"Tom, I don't believe,—I can't believe,—I've got the habit of doubting," said St. Clare. "I want to believe this Bible,—and I can't."
"Dear Mas'r, pray to the good Lord,—'Lord, I believe; help thou my unbelief.'"
"Who knows anything about anything?" said St. Clare, his eyes wandering dreamily, and speaking to himself. "Was all that beautiful love and faith only one of the ever-shifting phases of human feeling, having nothing real to rest on, passing away with the little breath? And is there no more Eva,—no heaven,—no Christ,—nothing?"
"O, dear Mas'r, there is! I know it; I'm sure of it," said Tom, falling on his knees. "Do, do, dear Mas'r, believe it!"
"How do you know there's any Christ, Tom! You never saw the Lord."

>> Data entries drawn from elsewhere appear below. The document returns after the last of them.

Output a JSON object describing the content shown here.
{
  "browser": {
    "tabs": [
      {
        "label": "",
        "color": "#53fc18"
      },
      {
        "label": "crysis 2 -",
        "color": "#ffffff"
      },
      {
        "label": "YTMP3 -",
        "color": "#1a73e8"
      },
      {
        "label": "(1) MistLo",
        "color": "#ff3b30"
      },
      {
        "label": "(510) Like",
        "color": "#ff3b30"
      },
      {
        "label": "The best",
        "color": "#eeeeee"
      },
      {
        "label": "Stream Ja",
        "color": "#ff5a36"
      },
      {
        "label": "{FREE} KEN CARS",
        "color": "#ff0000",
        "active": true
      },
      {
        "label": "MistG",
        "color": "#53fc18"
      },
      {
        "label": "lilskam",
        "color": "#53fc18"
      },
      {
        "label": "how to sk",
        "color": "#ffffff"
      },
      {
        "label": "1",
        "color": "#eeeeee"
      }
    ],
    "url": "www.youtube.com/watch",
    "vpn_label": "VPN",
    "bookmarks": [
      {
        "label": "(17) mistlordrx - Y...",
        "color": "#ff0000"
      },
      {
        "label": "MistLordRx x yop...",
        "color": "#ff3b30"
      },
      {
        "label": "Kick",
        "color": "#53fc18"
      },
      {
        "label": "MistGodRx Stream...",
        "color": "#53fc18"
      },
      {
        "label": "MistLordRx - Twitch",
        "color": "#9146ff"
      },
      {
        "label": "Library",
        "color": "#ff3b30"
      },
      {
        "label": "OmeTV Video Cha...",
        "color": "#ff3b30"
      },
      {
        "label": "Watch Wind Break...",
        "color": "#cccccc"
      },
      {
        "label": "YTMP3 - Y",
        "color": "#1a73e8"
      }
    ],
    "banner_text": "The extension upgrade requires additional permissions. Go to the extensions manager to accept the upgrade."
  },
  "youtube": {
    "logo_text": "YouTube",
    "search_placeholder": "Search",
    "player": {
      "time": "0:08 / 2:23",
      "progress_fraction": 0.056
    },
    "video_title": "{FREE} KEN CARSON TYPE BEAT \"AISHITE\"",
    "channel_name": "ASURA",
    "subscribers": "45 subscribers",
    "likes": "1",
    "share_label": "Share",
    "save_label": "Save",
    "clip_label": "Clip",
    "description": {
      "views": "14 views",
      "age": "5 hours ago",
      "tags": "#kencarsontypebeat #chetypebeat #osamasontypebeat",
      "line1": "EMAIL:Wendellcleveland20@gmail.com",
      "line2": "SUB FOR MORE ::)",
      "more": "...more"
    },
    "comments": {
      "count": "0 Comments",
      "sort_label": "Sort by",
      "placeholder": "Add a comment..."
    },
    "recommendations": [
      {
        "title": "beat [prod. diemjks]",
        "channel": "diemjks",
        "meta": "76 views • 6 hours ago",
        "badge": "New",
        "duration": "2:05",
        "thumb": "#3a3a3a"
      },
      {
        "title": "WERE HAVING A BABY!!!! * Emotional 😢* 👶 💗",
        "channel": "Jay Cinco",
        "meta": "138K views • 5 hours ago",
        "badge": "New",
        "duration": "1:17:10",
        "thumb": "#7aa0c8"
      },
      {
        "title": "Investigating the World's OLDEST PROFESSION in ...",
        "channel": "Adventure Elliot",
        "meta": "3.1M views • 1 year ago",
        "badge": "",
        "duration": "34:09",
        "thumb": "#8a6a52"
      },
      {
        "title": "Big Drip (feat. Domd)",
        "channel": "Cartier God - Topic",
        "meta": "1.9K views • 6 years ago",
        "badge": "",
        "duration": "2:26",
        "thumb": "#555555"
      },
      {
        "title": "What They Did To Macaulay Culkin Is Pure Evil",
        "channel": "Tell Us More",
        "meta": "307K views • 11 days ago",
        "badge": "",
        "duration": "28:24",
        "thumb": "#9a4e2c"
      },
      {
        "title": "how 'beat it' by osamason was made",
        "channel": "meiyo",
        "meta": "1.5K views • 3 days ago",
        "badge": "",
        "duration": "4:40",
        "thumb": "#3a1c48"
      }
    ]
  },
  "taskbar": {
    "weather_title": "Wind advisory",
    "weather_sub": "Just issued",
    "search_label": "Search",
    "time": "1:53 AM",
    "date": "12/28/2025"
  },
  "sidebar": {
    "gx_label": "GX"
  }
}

"Felt Him in my soul, Mas'r,—feel Him now! O, Mas'r, when I was sold away from my old woman and the children, I was jest a'most broke up. I felt as if there warn't nothin' left; and then the good Lord, he stood by me, and he says, 'Fear not, Tom;' and he brings light and joy in a poor feller's soul,—makes all peace; and I 's so happy, and loves everybody, and feels willin' jest to be the Lord's, and have the Lord's will done, and be put jest where the Lord wants to put me. I know it couldn't come from me, cause I 's a poor, complainin' cretur; it comes from the Lord; and I know He's willin' to do for Mas'r."

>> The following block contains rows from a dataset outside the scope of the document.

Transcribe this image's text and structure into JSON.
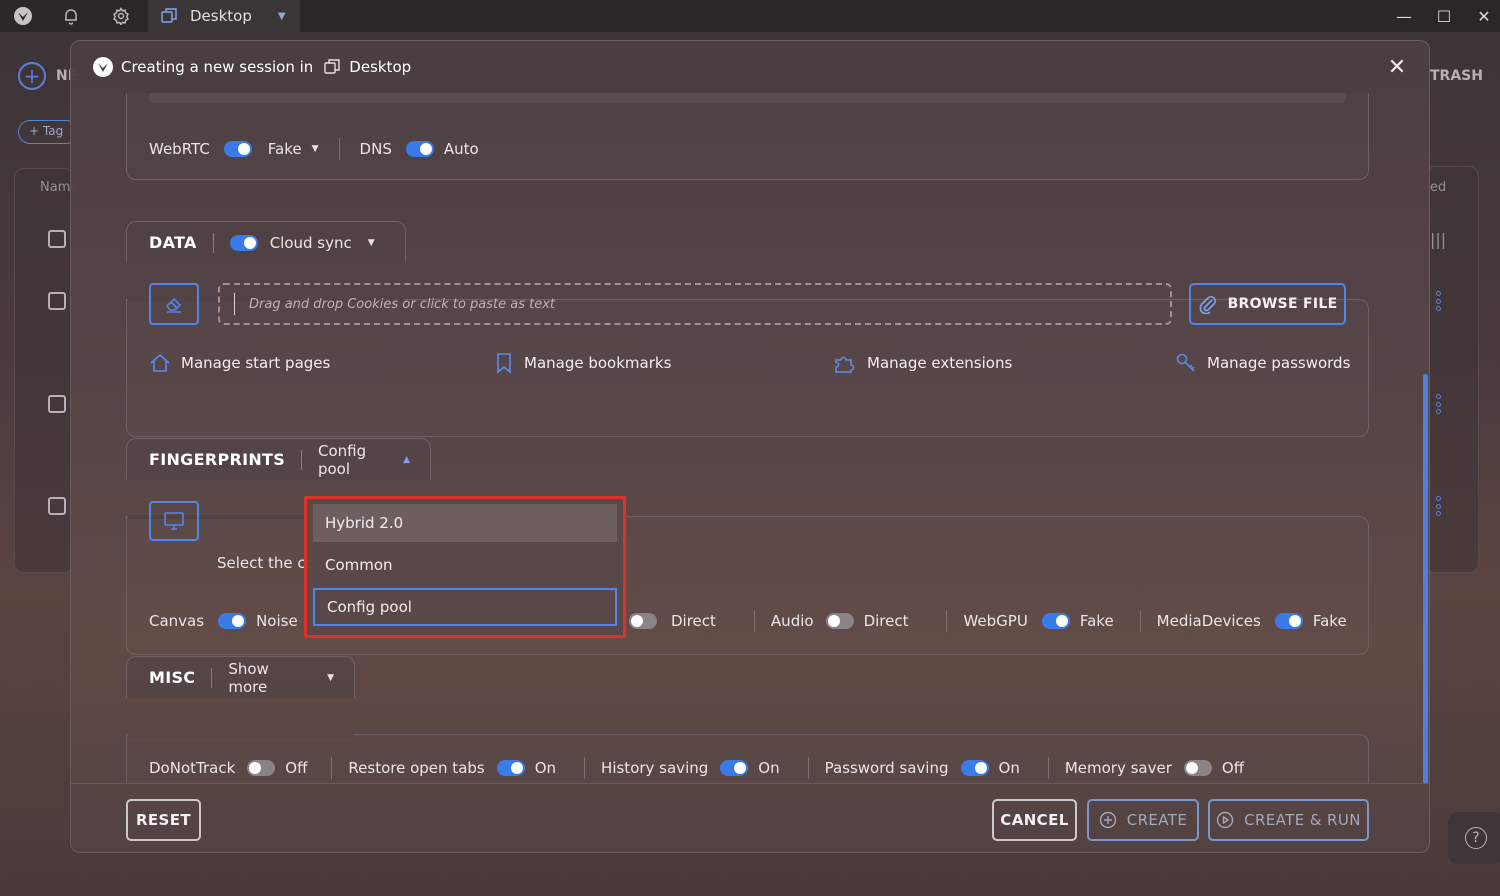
{
  "titlebar": {
    "tab_label": "Desktop"
  },
  "background": {
    "new_label": "NE",
    "tag_label": "Tag",
    "name_header": "Name",
    "right_header": "ed",
    "trash_label": "TRASH"
  },
  "modal": {
    "title_prefix": "Creating a new session in",
    "workspace": "Desktop"
  },
  "network": {
    "webrtc_label": "WebRTC",
    "webrtc_value": "Fake",
    "dns_label": "DNS",
    "dns_value": "Auto"
  },
  "data_section": {
    "title": "DATA",
    "cloud_sync_label": "Cloud sync",
    "drop_placeholder": "Drag and drop Cookies or click to paste as text",
    "browse_label": "BROWSE FILE",
    "manage_start_pages": "Manage start pages",
    "manage_bookmarks": "Manage bookmarks",
    "manage_extensions": "Manage extensions",
    "manage_passwords": "Manage passwords"
  },
  "fingerprints": {
    "title": "FINGERPRINTS",
    "mode_label": "Config pool",
    "select_label": "Select the cc",
    "canvas_label": "Canvas",
    "canvas_value": "Noise",
    "webgl_value": "Direct",
    "audio_label": "Audio",
    "audio_value": "Direct",
    "webgpu_label": "WebGPU",
    "webgpu_value": "Fake",
    "mediadevices_label": "MediaDevices",
    "mediadevices_value": "Fake"
  },
  "dropdown": {
    "options": [
      "Hybrid 2.0",
      "Common",
      "Config pool"
    ],
    "hovered": "Hybrid 2.0",
    "selected": "Config pool"
  },
  "misc": {
    "title": "MISC",
    "show_more_label": "Show more",
    "donottrack_label": "DoNotTrack",
    "donottrack_value": "Off",
    "restore_tabs_label": "Restore open tabs",
    "restore_tabs_value": "On",
    "history_label": "History saving",
    "history_value": "On",
    "password_label": "Password saving",
    "password_value": "On",
    "memory_label": "Memory saver",
    "memory_value": "Off"
  },
  "footer": {
    "reset_label": "RESET",
    "cancel_label": "CANCEL",
    "create_label": "CREATE",
    "create_run_label": "CREATE & RUN"
  },
  "colors": {
    "accent": "#3a7be8",
    "highlight_border": "#e0302a"
  }
}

Tom spoke with fast-running tears and choking voice. St. Clare leaned his head on his shoulder, and wrung the hard, faithful, black hand.
"Tom, you love me," he said.
"I 's willin' to lay down my life, this blessed day, to see Mas'r a Christian."
"Poor, foolish boy!" said St. Clare, half-raising himself. "I'm not worth the love of one good, honest heart, like yours."
"O, Mas'r, dere's more than me loves you,—the blessed Lord Jesus loves you."
"How do you know that Tom?" said St. Clare.
"Feels it in my soul. O, Mas'r! 'the love of Christ, that passeth knowledge.'"
"Singular!" said St. Clare, turning away, "that the story of a man that lived and died eighteen hundred years ago can affect people so yet. But he was no man," he added, suddenly. "No man ever had such long and living power! O, that I could believe what my mother taught me, and pray as I did when I was a boy!"
"If Mas'r pleases," said Tom, "Miss Eva used to read this so beautifully. I wish Mas'r'd be so good as read it. Don't get no readin', hardly, now Miss Eva's gone."
The chapter was the eleventh of John,—the touching account of the raising of Lazarus, St. Clare read it aloud, often pausing to wrestle down feelings which were roused by the pathos of the story. Tom knelt before him, with clasped hands, and with an absorbed expression of love, trust, adoration, on his quiet face.
"Tom," said his Master, "this is all real to you!"
"I can jest fairly see it Mas'r," said Tom.
"I wish I had your eyes, Tom."
"I wish, to the dear Lord, Mas'r had!"
"But, Tom, you know that I have a great deal more knowledge than you; what if I should tell you that I don't believe this Bible?"
"O, Mas'r!" said Tom, holding up his hands, with a deprecating gesture.
"Wouldn't it shake your faith some, Tom?"
"Not a grain," said Tom.
"Why, Tom, you must know I know the most."
"O, Mas'r, haven't you jest read how he hides from the wise and prudent, and reveals unto babes? But Mas'r wasn't in earnest, for sartin, now?" said Tom, anxiously.
"No, Tom, I was not. I don't disbelieve, and I think there is reason to believe; and still I don't. It's a troublesome bad habit I've got, Tom."
"If Mas'r would only pray!"
"How do you know I don't, Tom?"
"I would, Tom, if there was anybody there when I pray; but it's all speaking unto nothing, when I do. But come, Tom, you pray now, and show me how."
Tom's heart was full; he poured it out In prayer, like waters that have been long suppressed. One thing was plain enough; Tom thought there was somebody to hear, whether there were or not. In fact, St. Clare felt himself borne, on the tide of his faith and feeling, almost to the gates of that heaven he seemed so vividly to conceive. It seemed to bring him nearer to Eva.
"Thank you, my boy," said St. Clare, when Tom rose. "I like to hear you, Tom; but go, now, and leave me alone; some other time, I'll talk more."
Tom silently left the room.